Samuel Luckhurst joined the Huffington Post UK as sports reporter in March 2012, having previously interned for Sabotage Times and written a football blog called FootballFix. Following a BA in English and American literature, Samuel obtained an MA in journalism at Medway’s Centre for Journalism where he cut his teeth conducting “vox pops”, editing radio packages, writing for print and online formats “and so on and so forth”.
The Huffington Post will be covering the Olympic and Paralympics Games across all sectors of their website. Samuel says, “It will be hectic in regards to keeping up with events. Inevitably there will be a lot of reporting as we have press passes, but we are really keen to forge an alternative personality, so picking up on the funnies and the weirder side of the games appeals just as much. There will be ‘on this day’ features and we will have interviews prior to, and during the games, from past Olympians as well, as we build up content.”
Samuel, who joined Twitter while was studying for his MA in journalism, says that for a journalist social media is an invaluable tool for news gathering, interacting and forging contacts. “You learn from people on there – earthy supporters of their clubs or enthusiasts for their sport – and that will only benefit your own approach to covering what they want. The interaction side in particular is great and something Huffington Post prides itself on. Polls, quizzes and news prediction are a vital cog in online media, and it is something we encourage as it builds up a following.”
With the Huffington Post’s sports section only a month old, “it is imperative we mould an identity and offer sports fans something different from match reports and impartial opinions. Exhibiting something refreshing will hopefully lead to me gaining a creative reputation. The license to write features and conjure up irreverent pieces is a joy, so that freedom is something to thrive upon.”
Working with PRs
“I’ve not had a great deal of face-time with PR pros, but of course it can be frustrating if your time with an interviewee is limited. It’s part of their job however, so if anything it tests your skill as a journalist in not displaying any fear about being forthright.

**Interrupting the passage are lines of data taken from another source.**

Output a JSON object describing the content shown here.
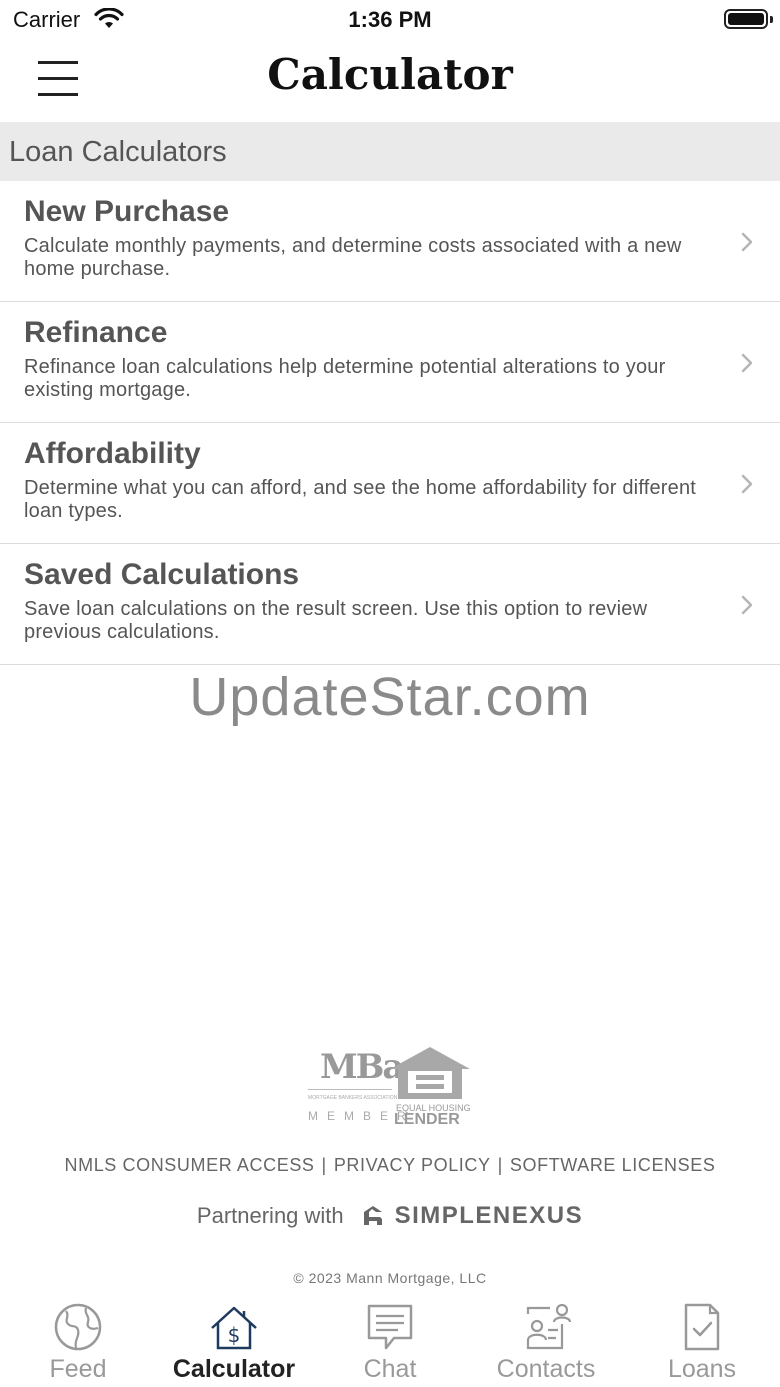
{
  "status_bar": {
    "carrier": "Carrier",
    "time": "1:36 PM",
    "wifi_icon": "wifi-icon",
    "battery_icon": "battery-icon"
  },
  "header": {
    "title": "Calculator",
    "menu_icon": "hamburger-menu-icon"
  },
  "section": {
    "title": "Loan Calculators"
  },
  "calculators": [
    {
      "title": "New Purchase",
      "description": "Calculate monthly payments, and determine costs associated with a new home purchase."
    },
    {
      "title": "Refinance",
      "description": "Refinance loan calculations help determine potential alterations to your existing mortgage."
    },
    {
      "title": "Affordability",
      "description": "Determine what you can afford, and see the home affordability for different loan types."
    },
    {
      "title": "Saved Calculations",
      "description": "Save loan calculations on the result screen. Use this option to review previous calculations."
    }
  ],
  "watermark": "UpdateStar.com",
  "logos": {
    "mba": {
      "letters": "MBa",
      "subtitle": "MORTGAGE BANKERS ASSOCIATION",
      "member": "MEMBER"
    },
    "equal_housing": {
      "line1": "EQUAL HOUSING",
      "line2": "LENDER"
    }
  },
  "footer": {
    "links": [
      "NMLS CONSUMER ACCESS",
      "PRIVACY POLICY",
      "SOFTWARE LICENSES"
    ],
    "separator": "|",
    "partnering_text": "Partnering with",
    "partner_name": "SIMPLENEXUS",
    "copyright": "© 2023 Mann Mortgage, LLC"
  },
  "tabs": [
    {
      "label": "Feed",
      "icon": "globe-icon",
      "active": false
    },
    {
      "label": "Calculator",
      "icon": "house-dollar-icon",
      "active": true
    },
    {
      "label": "Chat",
      "icon": "chat-bubble-icon",
      "active": false
    },
    {
      "label": "Contacts",
      "icon": "contacts-icon",
      "active": false
    },
    {
      "label": "Loans",
      "icon": "document-check-icon",
      "active": false
    }
  ],
  "colors": {
    "active_tab_icon": "#1f3a5f",
    "inactive": "#999999",
    "section_bg": "#eaeaea"
  }
}
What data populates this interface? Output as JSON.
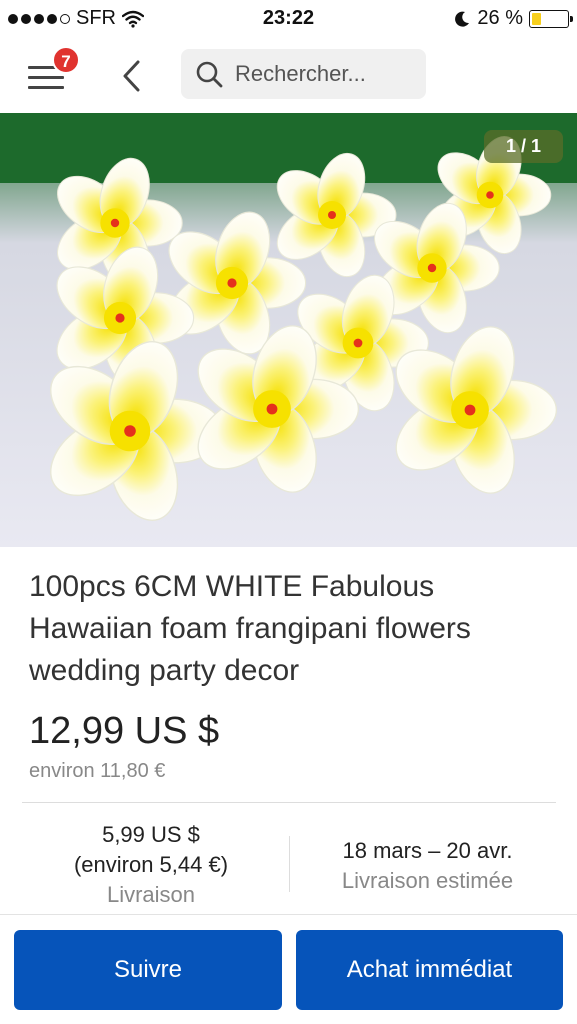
{
  "status_bar": {
    "carrier": "SFR",
    "time": "23:22",
    "battery_percent": "26 %",
    "battery_level": 0.26,
    "icons": [
      "signal-dots-icon",
      "wifi-icon",
      "moon-icon",
      "battery-icon"
    ]
  },
  "header": {
    "notification_count": "7",
    "search_placeholder": "Rechercher..."
  },
  "image": {
    "counter": "1 / 1"
  },
  "listing": {
    "title": "100pcs 6CM WHITE Fabulous Hawaiian foam frangipani flowers wedding party decor",
    "price": "12,99 US $",
    "price_converted": "environ 11,80 €"
  },
  "shipping": {
    "cost": "5,99 US $",
    "cost_converted": "(environ 5,44 €)",
    "cost_label": "Livraison",
    "delivery_dates": "18 mars – 20 avr.",
    "delivery_label": "Livraison estimée"
  },
  "actions": {
    "follow": "Suivre",
    "buy_now": "Achat immédiat"
  },
  "colors": {
    "primary_button": "#0654ba",
    "badge": "#e0332f",
    "battery": "#f7cf1c"
  }
}
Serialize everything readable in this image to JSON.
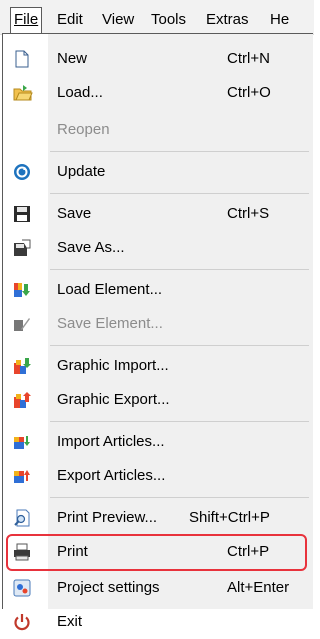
{
  "menubar": {
    "items": [
      {
        "label": "File"
      },
      {
        "label": "Edit"
      },
      {
        "label": "View"
      },
      {
        "label": "Tools"
      },
      {
        "label": "Extras"
      },
      {
        "label": "He"
      }
    ]
  },
  "file_menu": {
    "items": [
      {
        "icon": "new-file-icon",
        "label": "New",
        "shortcut": "Ctrl+N",
        "enabled": true
      },
      {
        "icon": "load-folder-icon",
        "label": "Load...",
        "shortcut": "Ctrl+O",
        "enabled": true
      },
      {
        "icon": "",
        "label": "Reopen",
        "shortcut": "",
        "enabled": false
      },
      {
        "icon": "update-icon",
        "label": "Update",
        "shortcut": "",
        "enabled": true
      },
      {
        "icon": "save-icon",
        "label": "Save",
        "shortcut": "Ctrl+S",
        "enabled": true
      },
      {
        "icon": "save-as-icon",
        "label": "Save As...",
        "shortcut": "",
        "enabled": true
      },
      {
        "icon": "load-element-icon",
        "label": "Load Element...",
        "shortcut": "",
        "enabled": true
      },
      {
        "icon": "save-element-icon",
        "label": "Save Element...",
        "shortcut": "",
        "enabled": false
      },
      {
        "icon": "graphic-import-icon",
        "label": "Graphic Import...",
        "shortcut": "",
        "enabled": true
      },
      {
        "icon": "graphic-export-icon",
        "label": "Graphic Export...",
        "shortcut": "",
        "enabled": true
      },
      {
        "icon": "import-articles-icon",
        "label": "Import Articles...",
        "shortcut": "",
        "enabled": true
      },
      {
        "icon": "export-articles-icon",
        "label": "Export Articles...",
        "shortcut": "",
        "enabled": true
      },
      {
        "icon": "print-preview-icon",
        "label": "Print Preview...",
        "shortcut": "Shift+Ctrl+P",
        "enabled": true
      },
      {
        "icon": "printer-icon",
        "label": "Print",
        "shortcut": "Ctrl+P",
        "enabled": true
      },
      {
        "icon": "project-settings-icon",
        "label": "Project settings",
        "shortcut": "Alt+Enter",
        "enabled": true
      },
      {
        "icon": "exit-power-icon",
        "label": "Exit",
        "shortcut": "",
        "enabled": true
      }
    ]
  },
  "colors": {
    "highlight_border": "#e8323c",
    "disabled_text": "#8c8c8c"
  }
}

“Fortunately we’ve received a lot of details from PR representatives and have built up a good series of contacts already, and that will only augment the chances of a positive outcome from any future interviews.”